Selling rental property, investment property or commercial owner/user property via a short sale may still trigger capital gain taxes. The seller often focuses on the fact that they have no equity in the property and therefore assumes that they have no tax liability either. However, having equity or no equity has absolutely no bearing on whether they have a taxable capital gain in the real property.
This is an issue that many rental or investment property owners have probably not given much thought about. They own rental or investment property that is underwater (i.e. the real estate is worth less than what they owe on the loan). They have absolutely no equity in the property, or actually have negative equity. The property owner decides to try to sell the property via a short sale in order to mitigate their losses and get out from under the loan servicing requirements. Their lender agrees to the short sale, and they complete the transaction.
Investors Have Pulled Equity Out Over Time
The problem is created by the fact that the investor has pulled his or her equity out of the property over the years as the property has increased in value. The increased equity is gain that has been pulled out of the property, but they have not paid any taxes on the gain yet.
Let's use an example. Suppose that the investor acquired rental property for $100,000.00. It then grows in value each year. Each year the investor refinances the property and pulls out what ever additional equity is available. The value of the property reaches $1,000,000.00 in 2007 and the total amount of debt on the property after all of the refinancings is now $900,000.00.
Real Estate Market Values Collapse
Fast forward to 2009. The property value has dropped to $600,000.00. The outstanding debt amount is still $900,000.00. The investor has negative equity of $300,000.00. The market appears likely to go lower and some tenants have moved out so that the investors cash flow has dropped.
Selling Under A Short Sale
The investor decides to sell the property and get out from under the negative cash flow. They are able to sell for $600,000.00 and the lender agrees to a short sale. The investor lets out a "Whew!" and moves on with their life.
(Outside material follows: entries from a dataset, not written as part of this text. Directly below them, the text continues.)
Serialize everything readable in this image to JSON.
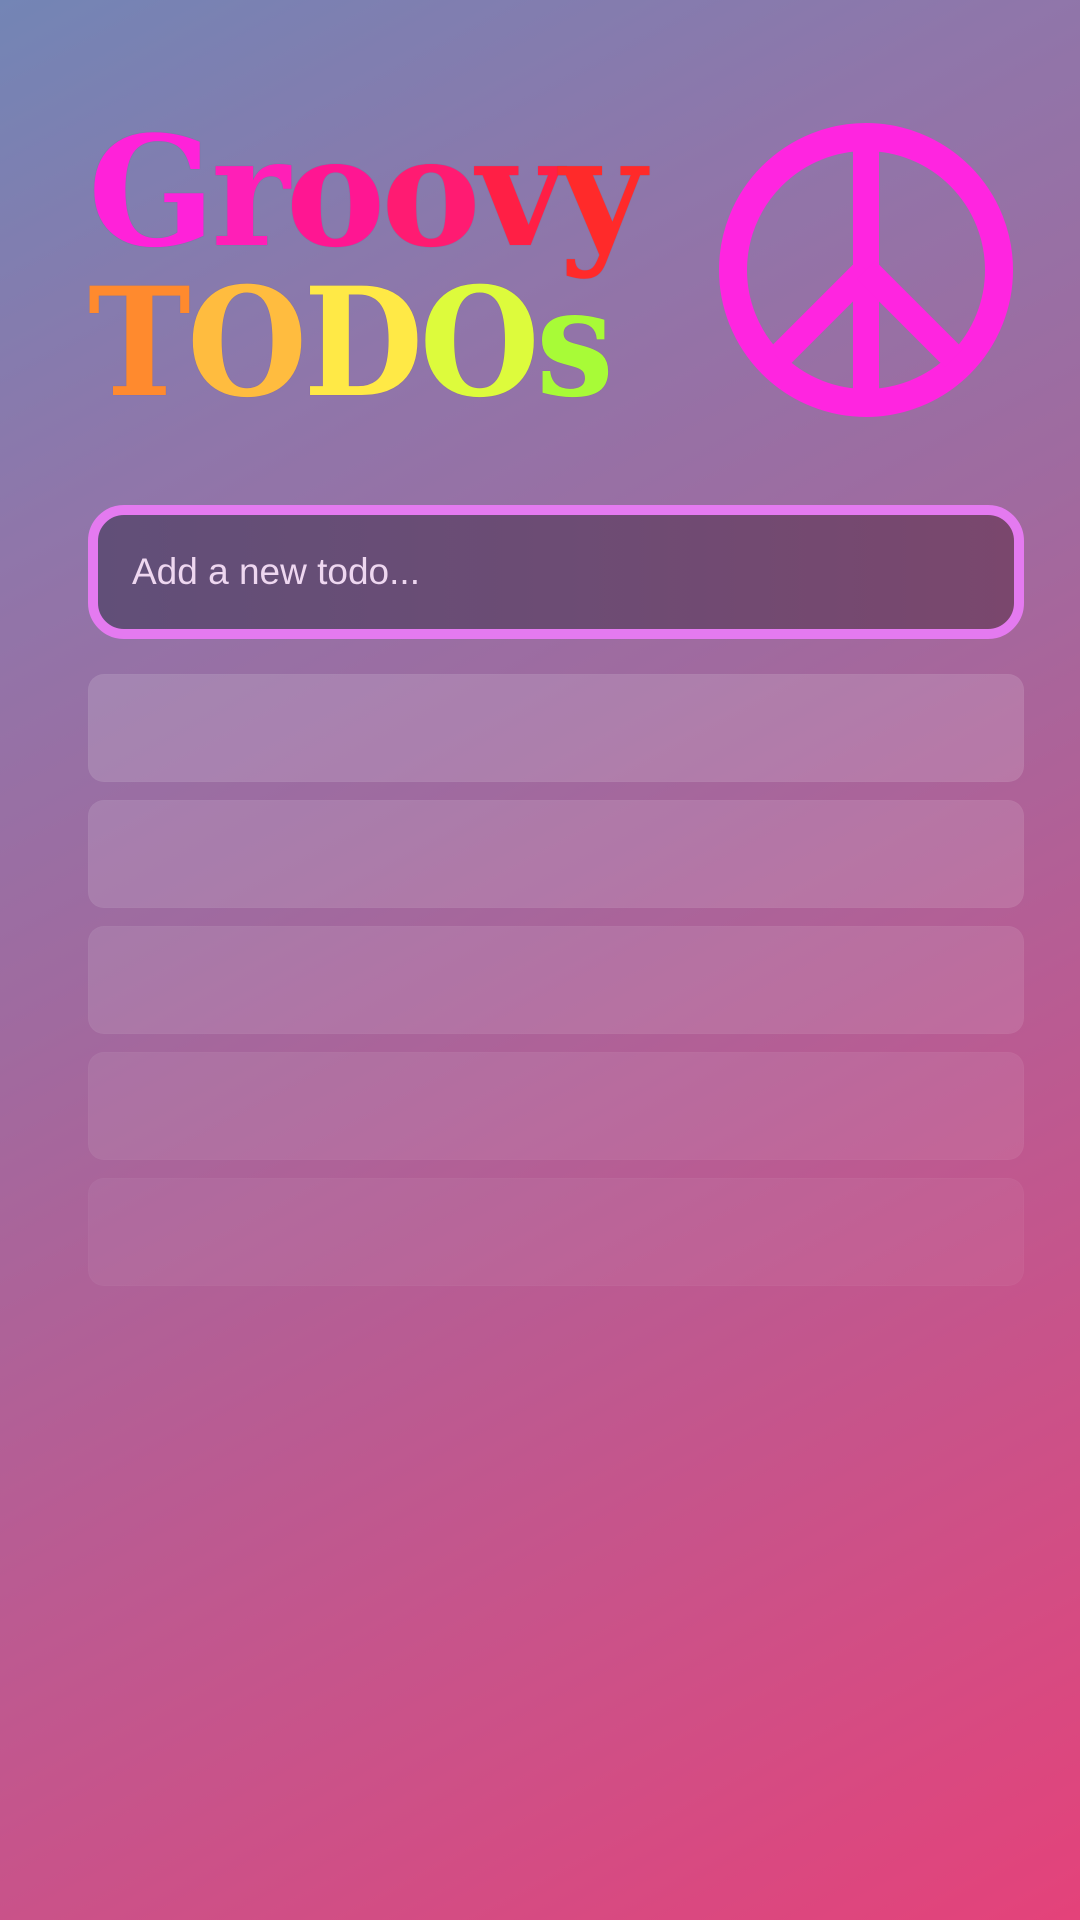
{
  "header": {
    "title_line_1": [
      {
        "char": "G",
        "color": "#ff22d9"
      },
      {
        "char": "r",
        "color": "#ff1fb7"
      },
      {
        "char": "o",
        "color": "#ff1692"
      },
      {
        "char": "o",
        "color": "#ff1b72"
      },
      {
        "char": "v",
        "color": "#ff1f45"
      },
      {
        "char": "y",
        "color": "#ff2a2a"
      }
    ],
    "title_line_2": [
      {
        "char": "T",
        "color": "#ff8a2e"
      },
      {
        "char": "O",
        "color": "#ffbc3f"
      },
      {
        "char": "D",
        "color": "#ffe946"
      },
      {
        "char": "O",
        "color": "#ddfb3c"
      },
      {
        "char": "s",
        "color": "#a8fb37"
      }
    ],
    "peace_icon": "peace-sign-icon",
    "peace_color": "#ff25e0"
  },
  "todo_input": {
    "placeholder": "Add a new todo..."
  },
  "todo_list": {
    "items": [
      "",
      "",
      "",
      "",
      ""
    ]
  }
}
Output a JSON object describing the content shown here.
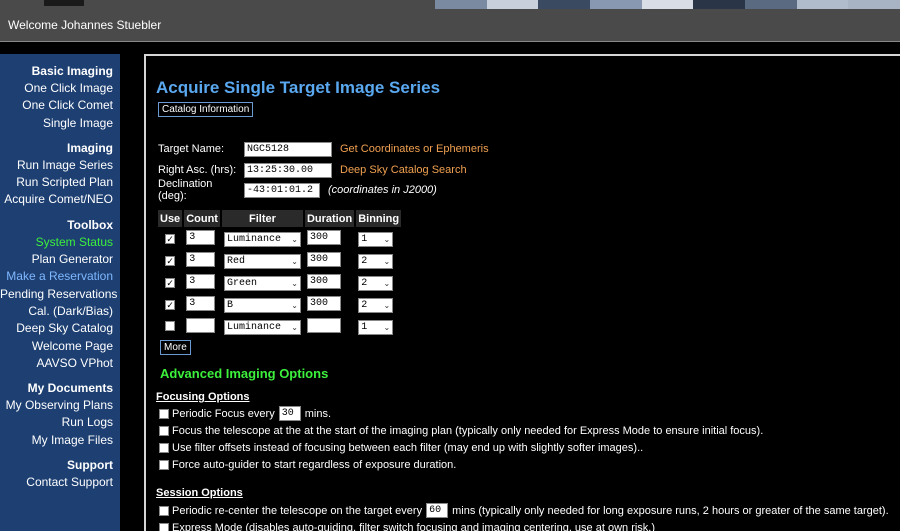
{
  "header": {
    "welcome": "Welcome Johannes Stuebler"
  },
  "sidebar": {
    "sections": [
      {
        "title": "Basic Imaging",
        "items": [
          {
            "label": "One Click Image"
          },
          {
            "label": "One Click Comet"
          },
          {
            "label": "Single Image"
          }
        ]
      },
      {
        "title": "Imaging",
        "items": [
          {
            "label": "Run Image Series"
          },
          {
            "label": "Run Scripted Plan"
          },
          {
            "label": "Acquire Comet/NEO"
          }
        ]
      },
      {
        "title": "Toolbox",
        "items": [
          {
            "label": "System Status",
            "color": "#3cf03c"
          },
          {
            "label": "Plan Generator"
          },
          {
            "label": "Make a Reservation",
            "color": "#7fb8ff"
          },
          {
            "label": "Pending Reservations"
          },
          {
            "label": "Cal. (Dark/Bias)"
          },
          {
            "label": "Deep Sky Catalog"
          },
          {
            "label": "Welcome Page"
          },
          {
            "label": "AAVSO VPhot"
          }
        ]
      },
      {
        "title": "My Documents",
        "items": [
          {
            "label": "My Observing Plans"
          },
          {
            "label": "Run Logs"
          },
          {
            "label": "My Image Files"
          }
        ]
      },
      {
        "title": "Support",
        "items": [
          {
            "label": "Contact Support"
          }
        ]
      }
    ]
  },
  "main": {
    "title": "Acquire Single Target Image Series",
    "catalog_button": "Catalog Information",
    "target_name_label": "Target Name:",
    "target_name_value": "NGC5128",
    "get_coordinates_link": "Get Coordinates or Ephemeris",
    "ra_label": "Right Asc. (hrs):",
    "ra_value": "13:25:30.00",
    "catalog_search_link": "Deep Sky Catalog Search",
    "dec_label": "Declination (deg):",
    "dec_value": "-43:01:01.2",
    "coord_note": "(coordinates in J2000)",
    "table_headers": {
      "use": "Use",
      "count": "Count",
      "filter": "Filter",
      "duration": "Duration",
      "binning": "Binning"
    },
    "rows": [
      {
        "checked": "✓",
        "count": "3",
        "filter": "Luminance",
        "duration": "300",
        "binning": "1"
      },
      {
        "checked": "✓",
        "count": "3",
        "filter": "Red",
        "duration": "300",
        "binning": "2"
      },
      {
        "checked": "✓",
        "count": "3",
        "filter": "Green",
        "duration": "300",
        "binning": "2"
      },
      {
        "checked": "✓",
        "count": "3",
        "filter": "B",
        "duration": "300",
        "binning": "2"
      },
      {
        "checked": "",
        "count": "",
        "filter": "Luminance",
        "duration": "",
        "binning": "1"
      }
    ],
    "more_button": "More",
    "advanced_title": "Advanced Imaging Options",
    "focusing_title": "Focusing Options",
    "periodic_focus_pre": "Periodic Focus every",
    "periodic_focus_value": "30",
    "periodic_focus_post": "mins.",
    "focus_start": "Focus the telescope at the at the start of the imaging plan (typically only needed for Express Mode to ensure initial focus).",
    "filter_offsets": "Use filter offsets instead of focusing between each filter (may end up with slightly softer images)..",
    "force_autoguider": "Force auto-guider to start regardless of exposure duration.",
    "session_title": "Session Options",
    "recenter_pre": "Periodic re-center the telescope on the target every",
    "recenter_value": "60",
    "recenter_post": "mins (typically only needed for long exposure runs, 2 hours or greater of the same target).",
    "express_mode": "Express Mode (disables auto-guiding, filter switch focusing and imaging centering, use at own risk.)"
  }
}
They visit with their tax advisor in April to complete their tax return, and what a surprise they have waiting for them.
They may not have equity in the property, but they do have a gain. Remember, they sold for $600,000.00, and even though the debt was $900,000.00 so that they have not equity they only paid $100,000.00 for the property. They actually have a $500,000.00 taxable capital gain on the short sale. It is so important that investors meet with their tax advisors BEFORE completing any sale, disposition, purchase or 1031 exchange of property to ensure they know exactly what the outcome will be.
The Zero Equity 1031 ExchangeTM
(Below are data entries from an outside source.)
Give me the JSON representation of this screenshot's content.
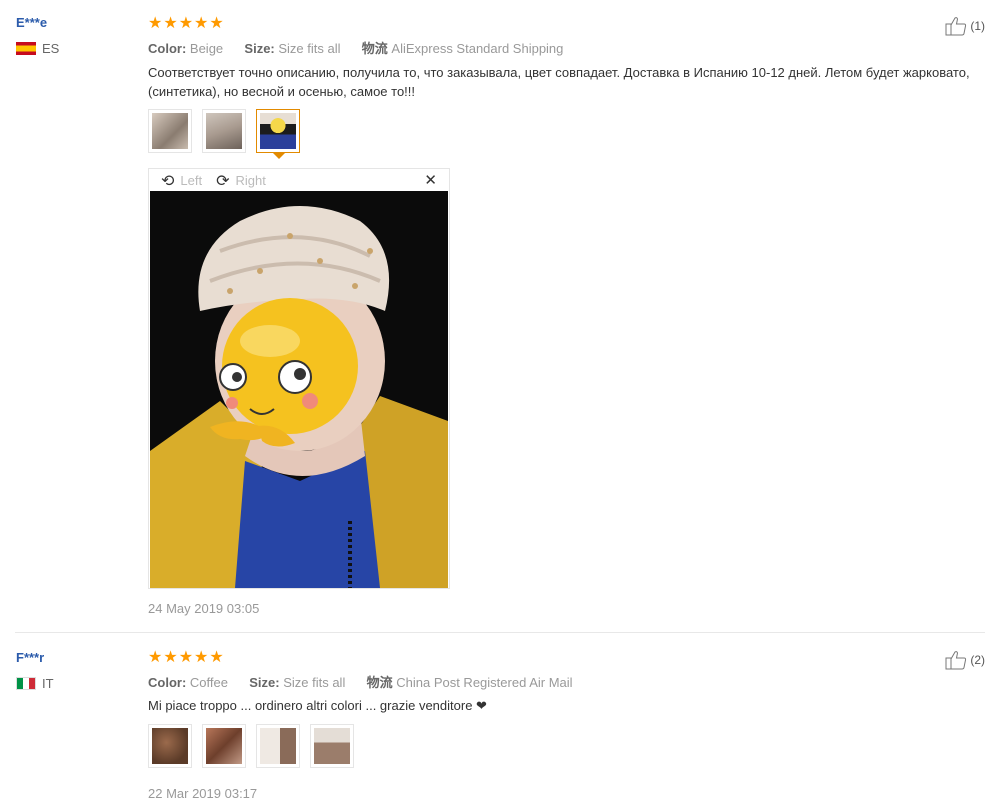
{
  "reviews": [
    {
      "user": "E***e",
      "country": "ES",
      "stars": 5,
      "color_label": "Color:",
      "color_value": "Beige",
      "size_label": "Size:",
      "size_value": "Size fits all",
      "shipping_label": "物流",
      "shipping_value": "AliExpress Standard Shipping",
      "text": "Соответствует точно описанию, получила то, что заказывала, цвет совпадает. Доставка в Испанию 10-12 дней. Летом будет жарковато, (синтетика), но весной и осенью, самое то!!!",
      "thumbnails": [
        "photo-1",
        "photo-2",
        "photo-3"
      ],
      "viewer": {
        "rotate_left": "Left",
        "rotate_right": "Right"
      },
      "date": "24 May 2019 03:05",
      "helpful_count": "(1)"
    },
    {
      "user": "F***r",
      "country": "IT",
      "stars": 5,
      "color_label": "Color:",
      "color_value": "Coffee",
      "size_label": "Size:",
      "size_value": "Size fits all",
      "shipping_label": "物流",
      "shipping_value": "China Post Registered Air Mail",
      "text": "Mi piace troppo ... ordinero altri colori ... grazie venditore ❤",
      "thumbnails": [
        "photo-1",
        "photo-2",
        "photo-3",
        "photo-4"
      ],
      "date": "22 Mar 2019 03:17",
      "helpful_count": "(2)"
    }
  ],
  "colors": {
    "star": "#ff9a00",
    "username": "#2b5bab",
    "active_border": "#e28a00"
  },
  "icons": {
    "rating": "star-icon",
    "helpful": "thumbs-up-icon",
    "rotate_left": "rotate-left-icon",
    "rotate_right": "rotate-right-icon",
    "close": "close-icon"
  }
}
They have probably made their financial situation much worse in this case because they now owe quite a bit in capital gain taxes. They may not have had any other options, but knowing what to expect and evaluating potential options would have been a smart thing to do.
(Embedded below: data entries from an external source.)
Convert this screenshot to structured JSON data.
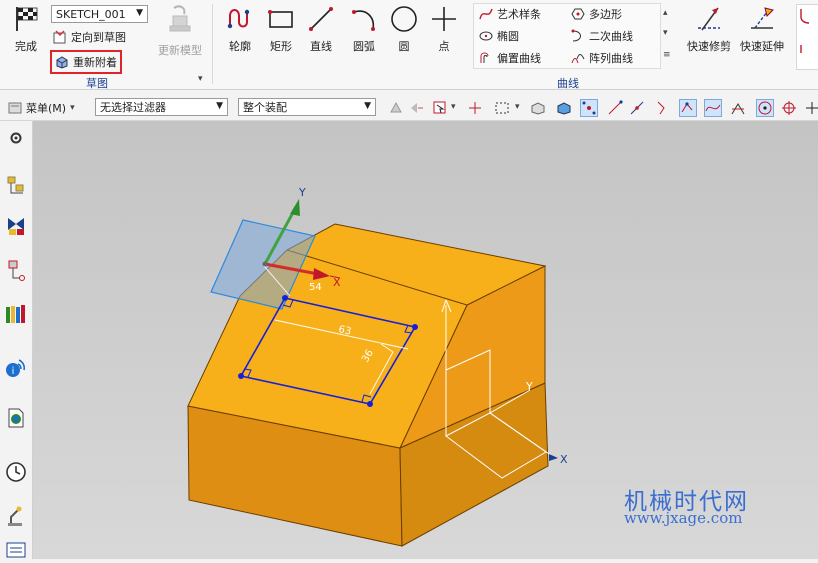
{
  "ribbon": {
    "finish_label": "完成",
    "sketch_name": "SKETCH_001",
    "orient_label": "定向到草图",
    "reattach_label": "重新附着",
    "update_model_label": "更新模型",
    "sketch_group_label": "草图",
    "curve_group_label": "曲线",
    "tools": [
      {
        "key": "profile",
        "label": "轮廓"
      },
      {
        "key": "rectangle",
        "label": "矩形"
      },
      {
        "key": "line",
        "label": "直线"
      },
      {
        "key": "arc",
        "label": "圆弧"
      },
      {
        "key": "circle",
        "label": "圆"
      },
      {
        "key": "point",
        "label": "点"
      }
    ],
    "curve_small": {
      "studio_spline": "艺术样条",
      "polygon": "多边形",
      "ellipse": "椭圆",
      "conic": "二次曲线",
      "offset_curve": "偏置曲线",
      "pattern_curve": "阵列曲线"
    },
    "quick_trim_label": "快速修剪",
    "quick_extend_label": "快速延伸"
  },
  "toolbar": {
    "menu_label": "菜单(M)",
    "filter_value": "无选择过滤器",
    "assembly_value": "整个装配"
  },
  "viewport": {
    "axis_labels": {
      "y1": "Y",
      "x1": "X",
      "y2": "Y",
      "x2": "X"
    },
    "dimensions": {
      "d1": "63",
      "d2": "36",
      "d3": "54"
    }
  },
  "watermark": {
    "line1": "机械时代网",
    "line2": "www.jxage.com"
  },
  "colors": {
    "accent": "#1a3f8b",
    "highlight_box": "#e0242a",
    "part_face": "#f5a623",
    "sketch": "#1520d8"
  }
}
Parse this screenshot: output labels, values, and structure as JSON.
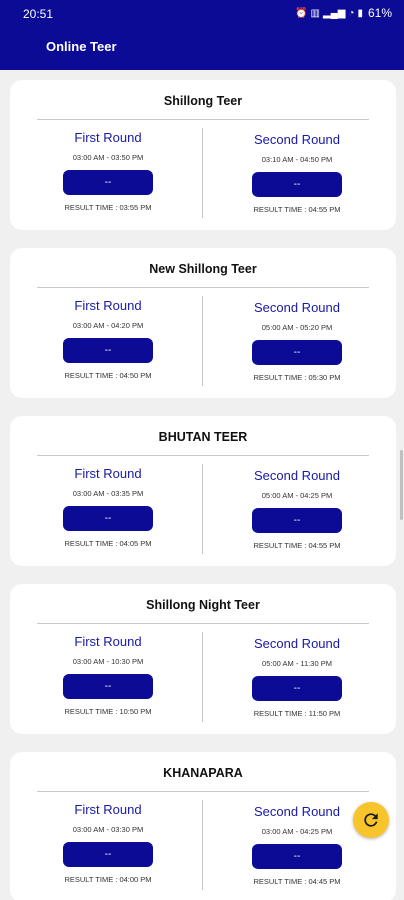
{
  "status_bar": {
    "time": "20:51",
    "icons": [
      "alarm-icon",
      "vibrate-icon",
      "signal-icon",
      "wifi-icon",
      "battery-icon"
    ],
    "battery": "61%"
  },
  "app_bar": {
    "title": "Online Teer"
  },
  "cards": [
    {
      "title": "Shillong Teer",
      "first": {
        "name": "First Round",
        "time": "03:00 AM - 03:50 PM",
        "result": "--",
        "result_time": "RESULT TIME : 03:55 PM"
      },
      "second": {
        "name": "Second Round",
        "time": "03:10 AM - 04:50 PM",
        "result": "--",
        "result_time": "RESULT TIME : 04:55 PM"
      }
    },
    {
      "title": "New Shillong Teer",
      "first": {
        "name": "First Round",
        "time": "03:00 AM - 04:20 PM",
        "result": "--",
        "result_time": "RESULT TIME : 04:50 PM"
      },
      "second": {
        "name": "Second Round",
        "time": "05:00 AM - 05:20 PM",
        "result": "--",
        "result_time": "RESULT TIME : 05:30 PM"
      }
    },
    {
      "title": "BHUTAN TEER",
      "first": {
        "name": "First Round",
        "time": "03:00 AM - 03:35 PM",
        "result": "--",
        "result_time": "RESULT TIME : 04:05 PM"
      },
      "second": {
        "name": "Second Round",
        "time": "05:00 AM - 04:25 PM",
        "result": "--",
        "result_time": "RESULT TIME : 04:55 PM"
      }
    },
    {
      "title": "Shillong Night Teer",
      "first": {
        "name": "First Round",
        "time": "03:00 AM - 10:30 PM",
        "result": "--",
        "result_time": "RESULT TIME : 10:50 PM"
      },
      "second": {
        "name": "Second Round",
        "time": "05:00 AM - 11:30 PM",
        "result": "--",
        "result_time": "RESULT TIME : 11:50 PM"
      }
    },
    {
      "title": "KHANAPARA",
      "first": {
        "name": "First Round",
        "time": "03:00 AM - 03:30 PM",
        "result": "--",
        "result_time": "RESULT TIME : 04:00 PM"
      },
      "second": {
        "name": "Second Round",
        "time": "03:00 AM - 04:25 PM",
        "result": "--",
        "result_time": "RESULT TIME : 04:45 PM"
      }
    }
  ],
  "fab": {
    "icon": "refresh-icon"
  },
  "colors": {
    "primary": "#0b0b96",
    "accent": "#f7c52b",
    "round_text": "#1a1aa8"
  }
}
The Zero Equity 1031 ExchangeTM is one of those options. It will not work for everyone, and takes some creative thinking and planning to get it done, but it would allow the investor in this case to sell the problem asset, reinvest in replacement property (hopefully in a slightly better position) and defer the payment of capital gain taxes.